Although he comes with an extensive background in tech, executive recruiters say it's unlikely that he was selected to eventually replace Sun CEO Jonathan Schwartz, given that Merchant does not have any prior CEO experience. Rather, they note, he will provide strong technology insight for Sun's product road map.

Sun spokeswoman Karen Kahn noted that she had not heard of any discussions regarding Merchant as a Sun CEO and that the company would not comment on such speculation.

She noted that Southeastern submitted Merchant's name as a potential director and that he was already on Sun's radar, given that he has worked for companies that are Sun's customers. Both Sun and Southeastern are working on finding a second director, but there is no deadline for that to happen, Kahn said.

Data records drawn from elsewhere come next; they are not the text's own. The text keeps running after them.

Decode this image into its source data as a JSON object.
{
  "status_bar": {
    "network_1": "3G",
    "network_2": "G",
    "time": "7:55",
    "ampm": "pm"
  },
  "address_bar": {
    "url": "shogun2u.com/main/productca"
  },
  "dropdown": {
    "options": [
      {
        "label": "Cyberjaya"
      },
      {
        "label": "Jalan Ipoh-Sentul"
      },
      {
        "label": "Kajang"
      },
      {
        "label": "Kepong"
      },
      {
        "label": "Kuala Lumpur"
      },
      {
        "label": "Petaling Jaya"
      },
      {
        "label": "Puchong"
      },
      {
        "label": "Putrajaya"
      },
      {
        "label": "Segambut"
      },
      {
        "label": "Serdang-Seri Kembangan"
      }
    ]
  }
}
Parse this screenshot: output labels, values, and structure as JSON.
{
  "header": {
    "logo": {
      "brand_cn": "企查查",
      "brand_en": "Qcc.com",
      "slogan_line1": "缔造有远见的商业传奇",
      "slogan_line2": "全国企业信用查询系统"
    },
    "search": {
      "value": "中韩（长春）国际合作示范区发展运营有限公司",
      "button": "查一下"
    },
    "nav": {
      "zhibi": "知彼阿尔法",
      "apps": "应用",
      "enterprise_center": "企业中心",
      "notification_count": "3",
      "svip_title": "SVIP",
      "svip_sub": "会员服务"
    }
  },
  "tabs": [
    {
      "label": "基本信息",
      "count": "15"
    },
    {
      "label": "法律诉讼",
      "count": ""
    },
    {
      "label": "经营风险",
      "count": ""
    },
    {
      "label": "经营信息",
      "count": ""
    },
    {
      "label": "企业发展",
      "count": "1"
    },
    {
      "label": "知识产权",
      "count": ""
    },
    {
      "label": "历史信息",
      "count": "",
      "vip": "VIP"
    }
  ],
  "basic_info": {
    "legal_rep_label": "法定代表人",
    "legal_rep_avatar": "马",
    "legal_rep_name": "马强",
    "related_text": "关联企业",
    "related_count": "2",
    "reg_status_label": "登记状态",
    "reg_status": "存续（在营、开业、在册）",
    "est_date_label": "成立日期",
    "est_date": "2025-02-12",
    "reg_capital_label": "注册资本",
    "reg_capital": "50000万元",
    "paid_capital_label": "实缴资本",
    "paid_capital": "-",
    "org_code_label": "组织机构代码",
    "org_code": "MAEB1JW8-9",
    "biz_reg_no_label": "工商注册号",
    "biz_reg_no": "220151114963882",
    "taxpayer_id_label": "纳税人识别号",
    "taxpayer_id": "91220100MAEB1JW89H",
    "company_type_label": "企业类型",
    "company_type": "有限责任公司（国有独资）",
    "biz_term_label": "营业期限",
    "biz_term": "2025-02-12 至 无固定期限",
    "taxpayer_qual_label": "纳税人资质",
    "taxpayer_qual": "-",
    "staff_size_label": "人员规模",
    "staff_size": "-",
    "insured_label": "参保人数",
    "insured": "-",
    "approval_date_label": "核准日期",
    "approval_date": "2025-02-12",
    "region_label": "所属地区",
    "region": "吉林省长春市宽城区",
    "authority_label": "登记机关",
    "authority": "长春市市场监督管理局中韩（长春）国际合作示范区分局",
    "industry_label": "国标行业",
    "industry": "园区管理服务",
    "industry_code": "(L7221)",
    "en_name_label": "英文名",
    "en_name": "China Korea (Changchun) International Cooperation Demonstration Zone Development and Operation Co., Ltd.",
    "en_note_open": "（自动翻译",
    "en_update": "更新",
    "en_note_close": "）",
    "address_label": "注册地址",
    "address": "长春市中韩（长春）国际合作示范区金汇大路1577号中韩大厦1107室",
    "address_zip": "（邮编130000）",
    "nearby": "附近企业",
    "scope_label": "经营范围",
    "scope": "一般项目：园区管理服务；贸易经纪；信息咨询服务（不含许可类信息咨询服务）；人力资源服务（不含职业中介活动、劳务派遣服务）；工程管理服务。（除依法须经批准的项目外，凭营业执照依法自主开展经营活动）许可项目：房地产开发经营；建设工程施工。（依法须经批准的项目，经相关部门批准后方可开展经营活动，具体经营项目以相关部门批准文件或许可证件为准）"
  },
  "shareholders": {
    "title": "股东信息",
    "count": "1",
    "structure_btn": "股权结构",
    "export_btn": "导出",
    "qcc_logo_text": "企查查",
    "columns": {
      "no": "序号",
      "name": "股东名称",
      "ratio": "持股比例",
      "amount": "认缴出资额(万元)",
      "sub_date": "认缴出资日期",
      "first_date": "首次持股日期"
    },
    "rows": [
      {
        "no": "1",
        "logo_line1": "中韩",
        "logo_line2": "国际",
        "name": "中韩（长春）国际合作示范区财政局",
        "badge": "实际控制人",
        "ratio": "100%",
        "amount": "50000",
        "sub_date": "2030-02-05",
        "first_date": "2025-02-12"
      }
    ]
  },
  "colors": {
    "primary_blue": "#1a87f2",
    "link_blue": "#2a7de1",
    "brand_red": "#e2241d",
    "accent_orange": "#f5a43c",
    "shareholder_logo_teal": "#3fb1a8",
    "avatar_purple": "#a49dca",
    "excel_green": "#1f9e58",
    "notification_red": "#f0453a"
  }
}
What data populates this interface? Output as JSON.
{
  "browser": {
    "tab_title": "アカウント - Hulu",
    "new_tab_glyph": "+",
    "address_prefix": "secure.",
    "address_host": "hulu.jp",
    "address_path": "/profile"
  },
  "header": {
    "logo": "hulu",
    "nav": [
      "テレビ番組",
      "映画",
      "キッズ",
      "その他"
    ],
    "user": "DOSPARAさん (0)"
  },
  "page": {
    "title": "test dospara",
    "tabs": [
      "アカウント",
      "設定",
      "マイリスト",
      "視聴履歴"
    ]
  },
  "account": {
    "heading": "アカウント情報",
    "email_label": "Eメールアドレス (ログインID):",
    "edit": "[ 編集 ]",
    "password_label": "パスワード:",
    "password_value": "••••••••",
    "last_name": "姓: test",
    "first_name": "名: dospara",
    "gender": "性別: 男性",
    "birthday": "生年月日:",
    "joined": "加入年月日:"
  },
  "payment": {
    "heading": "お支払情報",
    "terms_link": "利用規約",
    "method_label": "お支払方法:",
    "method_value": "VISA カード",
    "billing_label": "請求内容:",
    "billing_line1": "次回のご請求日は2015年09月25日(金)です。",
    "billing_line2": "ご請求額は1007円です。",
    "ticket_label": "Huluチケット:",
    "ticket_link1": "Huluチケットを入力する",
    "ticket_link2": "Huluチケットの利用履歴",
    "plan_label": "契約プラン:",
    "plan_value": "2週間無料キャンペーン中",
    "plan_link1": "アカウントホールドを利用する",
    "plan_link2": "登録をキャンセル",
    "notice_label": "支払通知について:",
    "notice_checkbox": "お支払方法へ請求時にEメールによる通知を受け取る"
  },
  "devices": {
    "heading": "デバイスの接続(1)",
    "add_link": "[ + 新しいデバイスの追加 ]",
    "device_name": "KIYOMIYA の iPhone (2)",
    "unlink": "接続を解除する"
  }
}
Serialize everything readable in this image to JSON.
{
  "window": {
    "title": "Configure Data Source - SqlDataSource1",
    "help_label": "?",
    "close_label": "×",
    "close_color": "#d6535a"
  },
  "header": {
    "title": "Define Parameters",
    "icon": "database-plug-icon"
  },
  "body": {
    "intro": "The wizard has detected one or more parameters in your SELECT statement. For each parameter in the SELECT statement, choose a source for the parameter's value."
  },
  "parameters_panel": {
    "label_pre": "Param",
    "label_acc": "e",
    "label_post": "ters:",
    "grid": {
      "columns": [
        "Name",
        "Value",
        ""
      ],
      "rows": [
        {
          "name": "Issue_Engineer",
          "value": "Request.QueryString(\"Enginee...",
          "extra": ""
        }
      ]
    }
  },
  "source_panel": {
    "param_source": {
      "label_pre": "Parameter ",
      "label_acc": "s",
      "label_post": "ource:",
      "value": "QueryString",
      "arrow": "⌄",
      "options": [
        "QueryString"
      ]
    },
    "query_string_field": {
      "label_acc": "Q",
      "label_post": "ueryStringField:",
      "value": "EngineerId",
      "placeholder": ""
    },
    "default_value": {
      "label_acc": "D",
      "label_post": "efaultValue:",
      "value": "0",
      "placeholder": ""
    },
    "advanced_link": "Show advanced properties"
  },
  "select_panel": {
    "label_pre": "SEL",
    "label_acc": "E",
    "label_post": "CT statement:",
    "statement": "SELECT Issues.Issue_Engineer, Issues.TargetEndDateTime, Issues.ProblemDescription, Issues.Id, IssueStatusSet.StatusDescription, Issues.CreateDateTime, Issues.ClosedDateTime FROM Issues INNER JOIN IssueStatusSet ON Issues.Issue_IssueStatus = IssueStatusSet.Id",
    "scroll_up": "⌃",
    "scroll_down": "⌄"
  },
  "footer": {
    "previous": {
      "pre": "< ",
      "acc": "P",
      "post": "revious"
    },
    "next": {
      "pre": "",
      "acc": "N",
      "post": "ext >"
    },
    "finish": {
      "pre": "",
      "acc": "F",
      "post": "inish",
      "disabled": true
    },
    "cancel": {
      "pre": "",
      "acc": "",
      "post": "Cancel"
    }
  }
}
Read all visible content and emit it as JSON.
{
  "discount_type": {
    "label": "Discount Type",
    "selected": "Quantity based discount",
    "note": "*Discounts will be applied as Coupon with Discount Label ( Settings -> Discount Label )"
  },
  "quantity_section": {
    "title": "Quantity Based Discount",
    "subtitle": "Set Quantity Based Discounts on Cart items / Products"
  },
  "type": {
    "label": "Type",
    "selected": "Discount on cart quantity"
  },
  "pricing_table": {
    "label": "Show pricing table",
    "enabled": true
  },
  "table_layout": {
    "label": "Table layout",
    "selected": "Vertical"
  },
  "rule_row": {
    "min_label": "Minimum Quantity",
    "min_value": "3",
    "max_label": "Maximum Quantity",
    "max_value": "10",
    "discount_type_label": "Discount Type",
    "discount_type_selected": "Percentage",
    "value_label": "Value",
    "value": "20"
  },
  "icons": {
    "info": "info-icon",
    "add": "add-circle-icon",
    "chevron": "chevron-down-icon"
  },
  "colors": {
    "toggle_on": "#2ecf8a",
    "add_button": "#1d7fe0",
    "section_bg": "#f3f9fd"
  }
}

Last week, Sun reported fiscal second-quarter results that, despite beating Wall Street's expectations, included an 11 percent revenue drop and a loss of $209 million.

The company announced a major restructuring in November, and industry watchers say that may be its only hope, since it's unlikely the company will attract any buyers.

On Friday, longtime MySQL leader Marten Mickos announced that he is leaving Sun. Mickos follows MySQL co-founder Monty Widenius in announcing his resignation from the company.

Southeastern, meanwhile, is looking to use the flexibility it achieved with its changed status as an activist shareholder to hold discussions with Sun's management, as well as third parties, about opportunities to maximize the value of the company for all shareholders. And now Barclays Global is part of that group.

Barclays and Southeastern were not immediately available for comment.